TASK OBJECTIVE
Nothing should be left out: output all of the entries exactly.

Data records for software interfaces
+ + +

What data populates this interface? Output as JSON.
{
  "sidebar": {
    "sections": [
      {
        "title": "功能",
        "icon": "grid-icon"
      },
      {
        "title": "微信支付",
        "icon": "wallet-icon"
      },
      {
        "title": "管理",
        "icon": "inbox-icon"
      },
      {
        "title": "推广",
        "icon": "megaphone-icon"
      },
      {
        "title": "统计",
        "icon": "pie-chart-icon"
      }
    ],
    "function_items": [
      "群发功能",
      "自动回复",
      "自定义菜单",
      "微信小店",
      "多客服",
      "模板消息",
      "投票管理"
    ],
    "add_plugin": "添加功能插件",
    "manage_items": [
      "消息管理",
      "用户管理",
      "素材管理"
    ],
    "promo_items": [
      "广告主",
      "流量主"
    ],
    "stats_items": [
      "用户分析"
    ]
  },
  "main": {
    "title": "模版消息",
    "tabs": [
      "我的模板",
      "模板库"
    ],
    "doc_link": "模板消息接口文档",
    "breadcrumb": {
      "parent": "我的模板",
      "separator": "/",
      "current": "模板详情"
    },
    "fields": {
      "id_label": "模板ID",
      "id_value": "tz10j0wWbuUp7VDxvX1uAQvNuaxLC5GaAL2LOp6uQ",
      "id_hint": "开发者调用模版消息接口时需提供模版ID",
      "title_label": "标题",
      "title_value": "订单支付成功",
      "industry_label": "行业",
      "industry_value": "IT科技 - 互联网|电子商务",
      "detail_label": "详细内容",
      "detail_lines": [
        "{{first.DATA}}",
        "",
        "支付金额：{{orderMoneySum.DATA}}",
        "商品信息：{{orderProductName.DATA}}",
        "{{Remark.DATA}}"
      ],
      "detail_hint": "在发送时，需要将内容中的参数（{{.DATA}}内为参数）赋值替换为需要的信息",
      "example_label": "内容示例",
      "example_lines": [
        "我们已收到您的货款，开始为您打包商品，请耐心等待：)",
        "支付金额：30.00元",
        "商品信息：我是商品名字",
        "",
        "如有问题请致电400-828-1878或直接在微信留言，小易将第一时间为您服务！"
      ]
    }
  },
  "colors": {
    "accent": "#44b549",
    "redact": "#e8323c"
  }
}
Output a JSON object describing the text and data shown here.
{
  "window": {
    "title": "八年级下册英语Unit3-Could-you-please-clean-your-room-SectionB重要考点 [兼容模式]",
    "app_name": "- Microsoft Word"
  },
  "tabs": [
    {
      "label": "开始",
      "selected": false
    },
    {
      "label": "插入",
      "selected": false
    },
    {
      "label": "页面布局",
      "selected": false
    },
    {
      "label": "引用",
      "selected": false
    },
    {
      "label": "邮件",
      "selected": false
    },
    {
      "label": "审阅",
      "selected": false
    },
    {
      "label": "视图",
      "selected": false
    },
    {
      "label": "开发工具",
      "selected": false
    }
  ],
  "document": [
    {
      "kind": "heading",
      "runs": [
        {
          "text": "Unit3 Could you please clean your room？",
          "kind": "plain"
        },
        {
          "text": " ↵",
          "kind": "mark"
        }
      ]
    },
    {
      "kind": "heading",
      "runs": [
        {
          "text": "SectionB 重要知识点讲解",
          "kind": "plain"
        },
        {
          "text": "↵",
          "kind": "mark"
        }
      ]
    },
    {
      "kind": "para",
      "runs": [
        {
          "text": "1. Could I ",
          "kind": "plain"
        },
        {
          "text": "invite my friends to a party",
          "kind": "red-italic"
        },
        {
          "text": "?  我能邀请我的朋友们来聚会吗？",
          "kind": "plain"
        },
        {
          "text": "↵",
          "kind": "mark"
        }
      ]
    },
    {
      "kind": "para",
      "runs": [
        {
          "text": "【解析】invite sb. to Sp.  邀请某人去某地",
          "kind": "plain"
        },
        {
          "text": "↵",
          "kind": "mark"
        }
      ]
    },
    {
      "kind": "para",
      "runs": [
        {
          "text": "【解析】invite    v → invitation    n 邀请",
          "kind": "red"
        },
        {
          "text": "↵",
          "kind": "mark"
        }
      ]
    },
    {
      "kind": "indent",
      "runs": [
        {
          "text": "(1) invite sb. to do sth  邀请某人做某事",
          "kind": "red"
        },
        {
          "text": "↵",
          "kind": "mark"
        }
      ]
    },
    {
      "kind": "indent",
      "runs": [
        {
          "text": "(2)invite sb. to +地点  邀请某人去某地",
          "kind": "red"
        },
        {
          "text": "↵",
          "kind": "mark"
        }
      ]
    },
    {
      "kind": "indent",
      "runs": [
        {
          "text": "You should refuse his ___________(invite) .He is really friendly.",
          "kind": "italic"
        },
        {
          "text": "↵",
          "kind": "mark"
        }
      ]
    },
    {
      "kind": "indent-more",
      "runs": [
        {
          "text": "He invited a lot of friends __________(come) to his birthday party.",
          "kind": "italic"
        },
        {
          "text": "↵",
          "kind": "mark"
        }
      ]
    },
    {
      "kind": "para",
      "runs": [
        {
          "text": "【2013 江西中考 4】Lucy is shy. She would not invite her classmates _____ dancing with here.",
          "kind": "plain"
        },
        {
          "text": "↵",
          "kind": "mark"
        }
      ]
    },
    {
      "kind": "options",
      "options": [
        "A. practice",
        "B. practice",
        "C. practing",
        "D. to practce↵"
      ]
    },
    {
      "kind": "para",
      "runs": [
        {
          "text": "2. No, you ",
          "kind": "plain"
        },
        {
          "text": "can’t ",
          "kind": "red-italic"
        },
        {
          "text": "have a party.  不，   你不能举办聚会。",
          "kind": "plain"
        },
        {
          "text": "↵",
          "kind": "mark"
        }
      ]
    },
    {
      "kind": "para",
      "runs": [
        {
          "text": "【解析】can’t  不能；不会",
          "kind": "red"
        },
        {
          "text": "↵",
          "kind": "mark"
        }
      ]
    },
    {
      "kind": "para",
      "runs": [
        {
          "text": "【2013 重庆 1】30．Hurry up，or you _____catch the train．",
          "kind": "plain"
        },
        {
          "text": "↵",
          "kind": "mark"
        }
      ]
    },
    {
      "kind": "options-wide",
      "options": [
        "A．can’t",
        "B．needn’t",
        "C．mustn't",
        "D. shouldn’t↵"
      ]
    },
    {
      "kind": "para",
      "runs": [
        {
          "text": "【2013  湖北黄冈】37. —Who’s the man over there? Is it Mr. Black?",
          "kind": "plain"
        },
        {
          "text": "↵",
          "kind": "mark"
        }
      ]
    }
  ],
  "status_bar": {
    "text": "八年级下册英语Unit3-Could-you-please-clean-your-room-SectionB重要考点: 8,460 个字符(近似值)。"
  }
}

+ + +

EXERCISE ANSWER
What data populates this interface? Output as JSON.
{
  "sidebar": {
    "sections": [
      {
        "title": "功能",
        "icon": "grid-icon"
      },
      {
        "title": "微信支付",
        "icon": "wallet-icon"
      },
      {
        "title": "管理",
        "icon": "inbox-icon"
      },
      {
        "title": "推广",
        "icon": "megaphone-icon"
      },
      {
        "title": "统计",
        "icon": "pie-chart-icon"
      }
    ],
    "function_items": [
      "群发功能",
      "自动回复",
      "自定义菜单",
      "微信小店",
      "多客服",
      "模板消息",
      "投票管理"
    ],
    "add_plugin": "添加功能插件",
    "manage_items": [
      "消息管理",
      "用户管理",
      "素材管理"
    ],
    "promo_items": [
      "广告主",
      "流量主"
    ],
    "stats_items": [
      "用户分析"
    ]
  },
  "main": {
    "title": "模版消息",
    "tabs": [
      "我的模板",
      "模板库"
    ],
    "doc_link": "模板消息接口文档",
    "breadcrumb": {
      "parent": "我的模板",
      "separator": "/",
      "current": "模板详情"
    },
    "fields": {
      "id_label": "模板ID",
      "id_value": "tz10j0wWbuUp7VDxvX1uAQvNuaxLC5GaAL2LOp6uQ",
      "id_hint": "开发者调用模版消息接口时需提供模版ID",
      "title_label": "标题",
      "title_value": "订单支付成功",
      "industry_label": "行业",
      "industry_value": "IT科技 - 互联网|电子商务",
      "detail_label": "详细内容",
      "detail_lines": [
        "{{first.DATA}}",
        "",
        "支付金额：{{orderMoneySum.DATA}}",
        "商品信息：{{orderProductName.DATA}}",
        "{{Remark.DATA}}"
      ],
      "detail_hint": "在发送时，需要将内容中的参数（{{.DATA}}内为参数）赋值替换为需要的信息",
      "example_label": "内容示例",
      "example_lines": [
        "我们已收到您的货款，开始为您打包商品，请耐心等待：)",
        "支付金额：30.00元",
        "商品信息：我是商品名字",
        "",
        "如有问题请致电400-828-1878或直接在微信留言，小易将第一时间为您服务！"
      ]
    }
  },
  "colors": {
    "accent": "#44b549",
    "redact": "#e8323c"
  }
}
Output a JSON object describing the text and data shown here.
{
  "window": {
    "title": "八年级下册英语Unit3-Could-you-please-clean-your-room-SectionB重要考点 [兼容模式]",
    "app_name": "- Microsoft Word"
  },
  "tabs": [
    {
      "label": "开始",
      "selected": false
    },
    {
      "label": "插入",
      "selected": false
    },
    {
      "label": "页面布局",
      "selected": false
    },
    {
      "label": "引用",
      "selected": false
    },
    {
      "label": "邮件",
      "selected": false
    },
    {
      "label": "审阅",
      "selected": false
    },
    {
      "label": "视图",
      "selected": false
    },
    {
      "label": "开发工具",
      "selected": false
    }
  ],
  "document": [
    {
      "kind": "heading",
      "runs": [
        {
          "text": "Unit3 Could you please clean your room？",
          "kind": "plain"
        },
        {
          "text": " ↵",
          "kind": "mark"
        }
      ]
    },
    {
      "kind": "heading",
      "runs": [
        {
          "text": "SectionB 重要知识点讲解",
          "kind": "plain"
        },
        {
          "text": "↵",
          "kind": "mark"
        }
      ]
    },
    {
      "kind": "para",
      "runs": [
        {
          "text": "1. Could I ",
          "kind": "plain"
        },
        {
          "text": "invite my friends to a party",
          "kind": "red-italic"
        },
        {
          "text": "?  我能邀请我的朋友们来聚会吗？",
          "kind": "plain"
        },
        {
          "text": "↵",
          "kind": "mark"
        }
      ]
    },
    {
      "kind": "para",
      "runs": [
        {
          "text": "【解析】invite sb. to Sp.  邀请某人去某地",
          "kind": "plain"
        },
        {
          "text": "↵",
          "kind": "mark"
        }
      ]
    },
    {
      "kind": "para",
      "runs": [
        {
          "text": "【解析】invite    v → invitation    n 邀请",
          "kind": "red"
        },
        {
          "text": "↵",
          "kind": "mark"
        }
      ]
    },
    {
      "kind": "indent",
      "runs": [
        {
          "text": "(1) invite sb. to do sth  邀请某人做某事",
          "kind": "red"
        },
        {
          "text": "↵",
          "kind": "mark"
        }
      ]
    },
    {
      "kind": "indent",
      "runs": [
        {
          "text": "(2)invite sb. to +地点  邀请某人去某地",
          "kind": "red"
        },
        {
          "text": "↵",
          "kind": "mark"
        }
      ]
    },
    {
      "kind": "indent",
      "runs": [
        {
          "text": "You should refuse his ___________(invite) .He is really friendly.",
          "kind": "italic"
        },
        {
          "text": "↵",
          "kind": "mark"
        }
      ]
    },
    {
      "kind": "indent-more",
      "runs": [
        {
          "text": "He invited a lot of friends __________(come) to his birthday party.",
          "kind": "italic"
        },
        {
          "text": "↵",
          "kind": "mark"
        }
      ]
    },
    {
      "kind": "para",
      "runs": [
        {
          "text": "【2013 江西中考 4】Lucy is shy. She would not invite her classmates _____ dancing with here.",
          "kind": "plain"
        },
        {
          "text": "↵",
          "kind": "mark"
        }
      ]
    },
    {
      "kind": "options",
      "options": [
        "A. practice",
        "B. practice",
        "C. practing",
        "D. to practce↵"
      ]
    },
    {
      "kind": "para",
      "runs": [
        {
          "text": "2. No, you ",
          "kind": "plain"
        },
        {
          "text": "can’t ",
          "kind": "red-italic"
        },
        {
          "text": "have a party.  不，   你不能举办聚会。",
          "kind": "plain"
        },
        {
          "text": "↵",
          "kind": "mark"
        }
      ]
    },
    {
      "kind": "para",
      "runs": [
        {
          "text": "【解析】can’t  不能；不会",
          "kind": "red"
        },
        {
          "text": "↵",
          "kind": "mark"
        }
      ]
    },
    {
      "kind": "para",
      "runs": [
        {
          "text": "【2013 重庆 1】30．Hurry up，or you _____catch the train．",
          "kind": "plain"
        },
        {
          "text": "↵",
          "kind": "mark"
        }
      ]
    },
    {
      "kind": "options-wide",
      "options": [
        "A．can’t",
        "B．needn’t",
        "C．mustn't",
        "D. shouldn’t↵"
      ]
    },
    {
      "kind": "para",
      "runs": [
        {
          "text": "【2013  湖北黄冈】37. —Who’s the man over there? Is it Mr. Black?",
          "kind": "plain"
        },
        {
          "text": "↵",
          "kind": "mark"
        }
      ]
    }
  ],
  "status_bar": {
    "text": "八年级下册英语Unit3-Could-you-please-clean-your-room-SectionB重要考点: 8,460 个字符(近似值)。"
  }
}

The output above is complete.